Ella Fitzgerald and Louis Armstrong, |
Best of Ella Fitzgerald
and Louis Armstrong
What two names in classic jazz evoke such a strong response as quickly as Ella and Louis? With Ella's clear tonality and perfect pitch, and Louis's grumbly rasp and expressive trumpet -- they are easily two of the most recognizable and enduring names in the genre. When put together, you've got a perfect recipe for a hit.
Verve's pairing of the two, from sessions spanning early 1956 to late 1957 and collected from the three volumes of recordings titled simply Ella and Louis, Volumes I - III, is just such a hit.
The album itself is an amazing collection, containing such quintessential jazz classics as "Summertime" from the 1935 Gershwin musical Porgy and Bess and "You Won't Be Satisfied (Until You Break My Heart)," and everything in between. Ella croons sweetly above Louis's growly harmony lines, dueling back and forth with voices that sound more like instruments than voices.
Oddly enough, the voices in this recording are (intentionally) louder than the music playing behind. Often the music is lost somewhat, except as an unconscious accompaniment to what's going on in front. It's a fine trade-off -- the voices fill in what the music would never be able to, and vice versa. The result is a strong vocal album with music that compliments the strong personalities making it.

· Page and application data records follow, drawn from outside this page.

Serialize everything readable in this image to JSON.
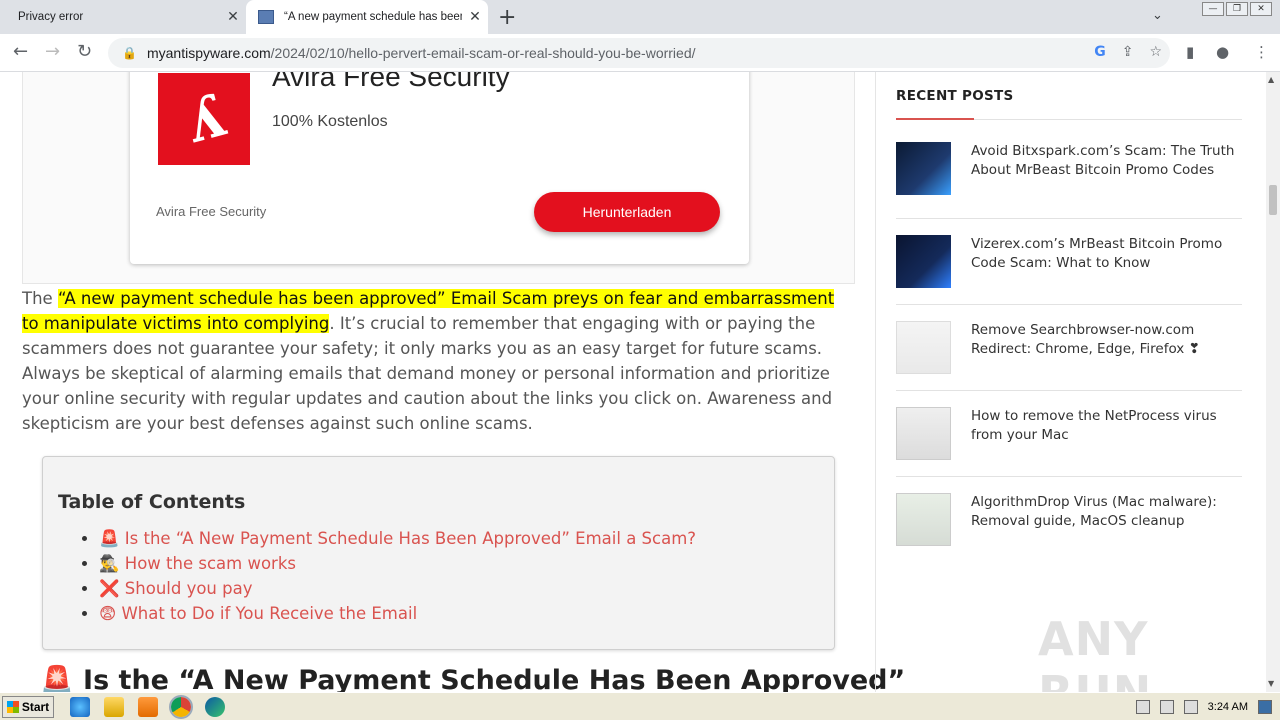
{
  "tabs": [
    {
      "title": "Privacy error",
      "active": false
    },
    {
      "title": "“A new payment schedule has been approved”",
      "active": true
    }
  ],
  "window_buttons": [
    "—",
    "❐",
    "✕"
  ],
  "address": {
    "domain": "myantispyware.com",
    "path": "/2024/02/10/hello-pervert-email-scam-or-real-should-you-be-worried/"
  },
  "ad": {
    "title": "Avira Free Security",
    "subtitle": "100% Kostenlos",
    "brand": "Avira Free Security",
    "button": "Herunterladen",
    "logo_color": "#e3101e"
  },
  "article": {
    "intro": "The ",
    "highlight": "“A new payment schedule has been approved” Email Scam preys on fear and embarrassment to manipulate victims into complying",
    "body": ". It’s crucial to remember that engaging with or paying the scammers does not guarantee your safety; it only marks you as an easy target for future scams. Always be skeptical of alarming emails that demand money or personal information and prioritize your online security with regular updates and caution about the links you click on. Awareness and skepticism are your best defenses against such online scams."
  },
  "toc": {
    "title": "Table of Contents",
    "items": [
      "🚨 Is the “A New Payment Schedule Has Been Approved” Email a Scam?",
      "🕵️‍♂️ How the scam works",
      "❌ Should you pay",
      "😨 What to Do if You Receive the Email"
    ]
  },
  "heading": "🚨 Is the “A New Payment Schedule Has Been Approved”",
  "sidebar": {
    "title": "RECENT POSTS",
    "accent": "#d9534f",
    "posts": [
      {
        "title": "Avoid Bitxspark.com’s Scam: The Truth About MrBeast Bitcoin Promo Codes"
      },
      {
        "title": "Vizerex.com’s MrBeast Bitcoin Promo Code Scam: What to Know"
      },
      {
        "title": "Remove Searchbrowser-now.com Redirect: Chrome, Edge, Firefox ❣"
      },
      {
        "title": "How to remove the NetProcess virus from your Mac"
      },
      {
        "title": "AlgorithmDrop Virus (Mac malware): Removal guide, MacOS cleanup"
      }
    ]
  },
  "watermark": "ANY RUN",
  "taskbar": {
    "start": "Start",
    "clock": "3:24 AM"
  }
}
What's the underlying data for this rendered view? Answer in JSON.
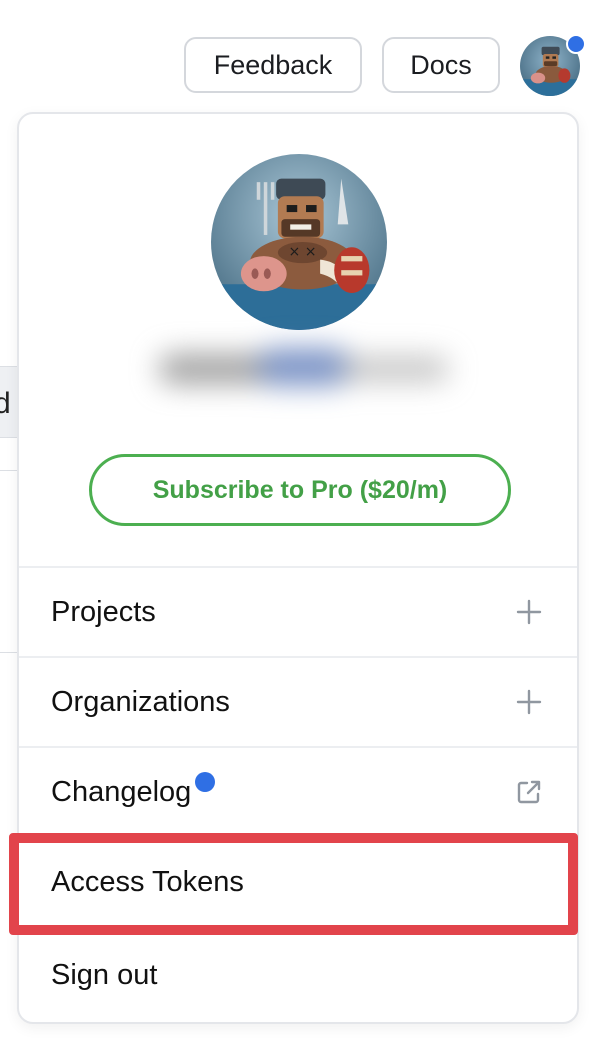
{
  "topbar": {
    "feedback_label": "Feedback",
    "docs_label": "Docs"
  },
  "colors": {
    "accent_green": "#43a047",
    "notification_blue": "#2f6fe4",
    "highlight_red": "#e2444b"
  },
  "profile_menu": {
    "subscribe_label": "Subscribe to Pro ($20/m)",
    "items": [
      {
        "label": "Projects",
        "icon": "plus-icon"
      },
      {
        "label": "Organizations",
        "icon": "plus-icon"
      },
      {
        "label": "Changelog",
        "icon": "external-link-icon",
        "has_new_indicator": true
      },
      {
        "label": "Access Tokens",
        "highlighted": true
      },
      {
        "label": "Sign out"
      }
    ]
  },
  "background_fragment": {
    "text": "d"
  }
}
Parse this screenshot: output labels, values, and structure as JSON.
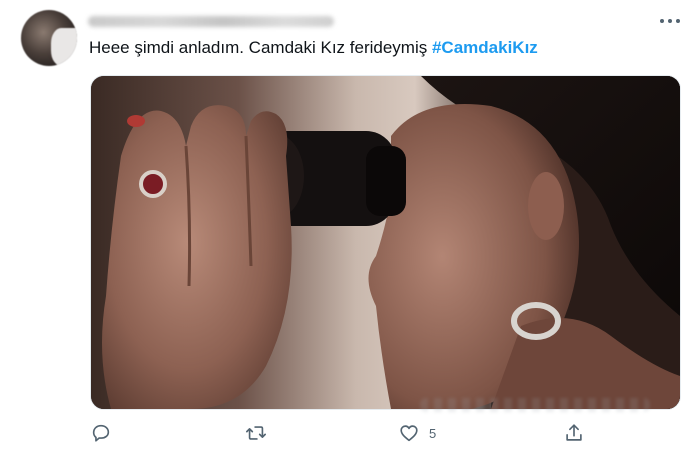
{
  "tweet": {
    "text_plain": "Heee şimdi anladım. Camdaki Kız ferideymiş ",
    "hashtag": "#CamdakiKız",
    "more_icon": "more-horizontal-icon",
    "media_description_icon": "photo"
  },
  "actions": {
    "reply_icon": "reply-icon",
    "retweet_icon": "retweet-icon",
    "like_icon": "like-icon",
    "like_count": "5",
    "share_icon": "share-icon"
  },
  "colors": {
    "text": "#0f1419",
    "hashtag": "#1d9bf0",
    "icon": "#536471"
  }
}
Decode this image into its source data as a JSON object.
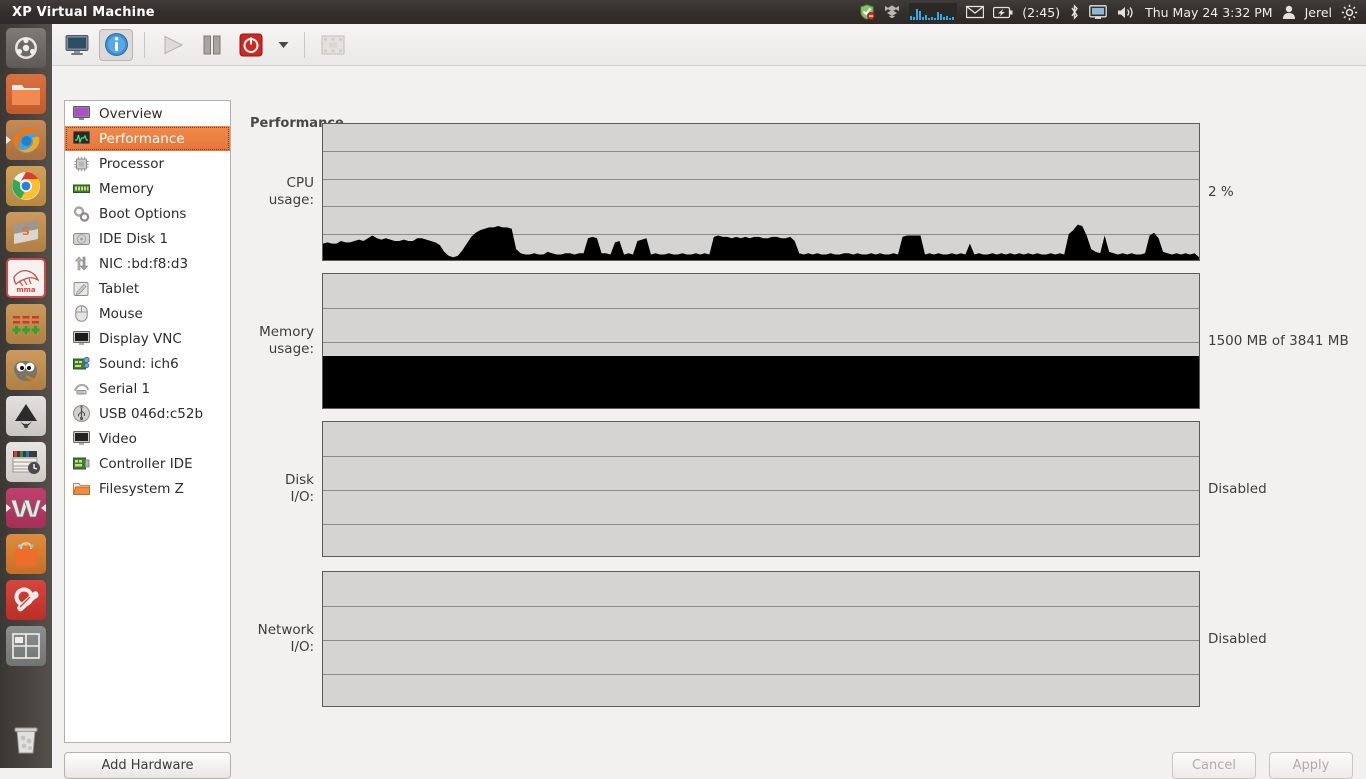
{
  "panel": {
    "title": "XP Virtual Machine",
    "tray": {
      "update_icon": "update-shield-icon",
      "dropbox_icon": "dropbox-icon",
      "sysmonitor_icon": "system-monitor-graph-icon",
      "mail_icon": "mail-envelope-icon",
      "battery_icon": "battery-charging-icon",
      "battery_time": "(2:45)",
      "bluetooth_icon": "bluetooth-icon",
      "display_icon": "display-icon",
      "volume_icon": "volume-icon",
      "datetime": "Thu May 24  3:32 PM",
      "user_icon": "user-icon",
      "user_name": "Jerel",
      "settings_icon": "gear-icon"
    }
  },
  "launcher": {
    "items": [
      {
        "name": "ubuntu-dash",
        "icon": "ubuntu-logo-icon",
        "running": false
      },
      {
        "name": "files",
        "icon": "folder-icon",
        "running": false
      },
      {
        "name": "firefox",
        "icon": "firefox-icon",
        "running": true
      },
      {
        "name": "chrome",
        "icon": "chrome-icon",
        "running": false
      },
      {
        "name": "sublime-text",
        "icon": "sublime-s-icon",
        "running": false
      },
      {
        "name": "mysql-workbench",
        "icon": "dolphin-icon",
        "running": false
      },
      {
        "name": "pgadmin",
        "icon": "plus-rows-icon",
        "running": false
      },
      {
        "name": "gimp",
        "icon": "gimp-wilber-icon",
        "running": false
      },
      {
        "name": "inkscape",
        "icon": "inkscape-icon",
        "running": false
      },
      {
        "name": "openshot",
        "icon": "clapperboard-icon",
        "running": false
      },
      {
        "name": "virtual-machine-manager",
        "icon": "vmm-icon",
        "running": true
      },
      {
        "name": "software-center",
        "icon": "software-bag-icon",
        "running": false
      },
      {
        "name": "system-settings",
        "icon": "gear-wrench-icon",
        "running": false
      },
      {
        "name": "workspace-switcher",
        "icon": "workspace-icon",
        "running": false
      },
      {
        "name": "trash",
        "icon": "trash-icon",
        "running": false
      }
    ]
  },
  "toolbar": {
    "console_label": "Show the graphical console",
    "details_label": "Show virtual hardware details",
    "run_label": "Run",
    "pause_label": "Pause",
    "shutdown_label": "Shut down",
    "shutdown_menu_label": "Shut down options",
    "snapshot_label": "Manage snapshots"
  },
  "hardware": {
    "items": [
      {
        "label": "Overview",
        "icon": "monitor-purple-icon"
      },
      {
        "label": "Performance",
        "icon": "performance-wave-icon"
      },
      {
        "label": "Processor",
        "icon": "cpu-chip-icon"
      },
      {
        "label": "Memory",
        "icon": "memory-stick-icon"
      },
      {
        "label": "Boot Options",
        "icon": "gears-icon"
      },
      {
        "label": "IDE Disk 1",
        "icon": "hard-disk-icon"
      },
      {
        "label": "NIC :bd:f8:d3",
        "icon": "network-arrows-icon"
      },
      {
        "label": "Tablet",
        "icon": "tablet-pen-icon"
      },
      {
        "label": "Mouse",
        "icon": "mouse-icon"
      },
      {
        "label": "Display VNC",
        "icon": "display-icon"
      },
      {
        "label": "Sound: ich6",
        "icon": "sound-card-icon"
      },
      {
        "label": "Serial 1",
        "icon": "serial-port-icon"
      },
      {
        "label": "USB 046d:c52b",
        "icon": "usb-icon"
      },
      {
        "label": "Video",
        "icon": "video-icon"
      },
      {
        "label": "Controller IDE",
        "icon": "controller-card-icon"
      },
      {
        "label": "Filesystem Z",
        "icon": "folder-orange-icon"
      }
    ],
    "selected_index": 1,
    "add_hardware_label": "Add Hardware"
  },
  "performance": {
    "title": "Performance",
    "graphs": [
      {
        "label": "CPU\nusage:",
        "name": "cpu-usage",
        "value": "2 %"
      },
      {
        "label": "Memory\nusage:",
        "name": "memory-usage",
        "value": "1500 MB of 3841 MB"
      },
      {
        "label": "Disk\nI/O:",
        "name": "disk-io",
        "value": "Disabled"
      },
      {
        "label": "Network\nI/O:",
        "name": "network-io",
        "value": "Disabled"
      }
    ]
  },
  "chart_data": [
    {
      "type": "area",
      "name": "cpu-usage",
      "title": "CPU usage:",
      "ylabel": "percent",
      "ylim": [
        0,
        100
      ],
      "gridlines": 4,
      "current_value": "2 %",
      "values": [
        12,
        13,
        12,
        12,
        14,
        13,
        13,
        14,
        15,
        14,
        16,
        18,
        16,
        15,
        16,
        15,
        14,
        14,
        15,
        14,
        14,
        16,
        16,
        15,
        14,
        13,
        11,
        6,
        3,
        2,
        3,
        7,
        12,
        17,
        20,
        22,
        23,
        24,
        24,
        25,
        24,
        24,
        23,
        8,
        5,
        4,
        4,
        5,
        4,
        4,
        6,
        5,
        4,
        4,
        5,
        5,
        4,
        5,
        5,
        16,
        17,
        16,
        5,
        5,
        4,
        13,
        14,
        4,
        5,
        4,
        14,
        15,
        16,
        4,
        5,
        4,
        4,
        5,
        4,
        4,
        5,
        4,
        4,
        5,
        4,
        5,
        4,
        17,
        18,
        17,
        17,
        16,
        17,
        16,
        17,
        16,
        17,
        17,
        16,
        16,
        17,
        17,
        16,
        16,
        17,
        14,
        5,
        4,
        5,
        4,
        5,
        4,
        4,
        5,
        4,
        4,
        5,
        5,
        4,
        5,
        4,
        4,
        5,
        4,
        5,
        4,
        4,
        5,
        4,
        17,
        18,
        18,
        18,
        18,
        4,
        5,
        4,
        5,
        4,
        4,
        5,
        4,
        5,
        4,
        12,
        4,
        5,
        4,
        4,
        5,
        4,
        5,
        4,
        5,
        4,
        5,
        4,
        5,
        4,
        5,
        4,
        4,
        5,
        4,
        5,
        4,
        19,
        22,
        26,
        25,
        18,
        8,
        6,
        5,
        18,
        6,
        5,
        4,
        5,
        4,
        5,
        4,
        4,
        5,
        18,
        20,
        16,
        6,
        5,
        4,
        5,
        4,
        5,
        4,
        5,
        2
      ]
    },
    {
      "type": "area",
      "name": "memory-usage",
      "title": "Memory usage:",
      "ylabel": "MB",
      "ylim": [
        0,
        3841
      ],
      "gridlines": 3,
      "current_value": "1500 MB of 3841 MB",
      "fill_fraction": 0.39,
      "used_mb": 1500,
      "total_mb": 3841
    },
    {
      "type": "area",
      "name": "disk-io",
      "title": "Disk I/O:",
      "ylim": [
        0,
        100
      ],
      "gridlines": 3,
      "current_value": "Disabled",
      "values": []
    },
    {
      "type": "area",
      "name": "network-io",
      "title": "Network I/O:",
      "ylim": [
        0,
        100
      ],
      "gridlines": 3,
      "current_value": "Disabled",
      "values": []
    }
  ],
  "footer": {
    "cancel_label": "Cancel",
    "apply_label": "Apply"
  },
  "colors": {
    "accent_selected": "#e8753a",
    "panel_bg": "#332f2c",
    "graph_bg": "#d6d4d2",
    "graph_fill": "#000000",
    "window_bg": "#f2f1f0"
  }
}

Even though the music is, for the most part, secondary on this album, there is still an impressive set of musicians behind Ella and Louis. Since the recordings were made at the height of both the jazz set and the artists' careers, the entourage was impressive. Buddy Rich, Billy Kyle, Edmond Hall and Louie Bellson were all a part of the background ambiance on one track or another, and several of the tracks were accompanied by the famed Russell Garcia Orchestra. "Summertime," in fact, is backed by the strings and soft intensity of Garcia's crew.
This album is easy on the ears. Calm enough to relax to, upbeat enough to keep you company during a long evening, this album should be a priority on any jazzophile's to-buy list.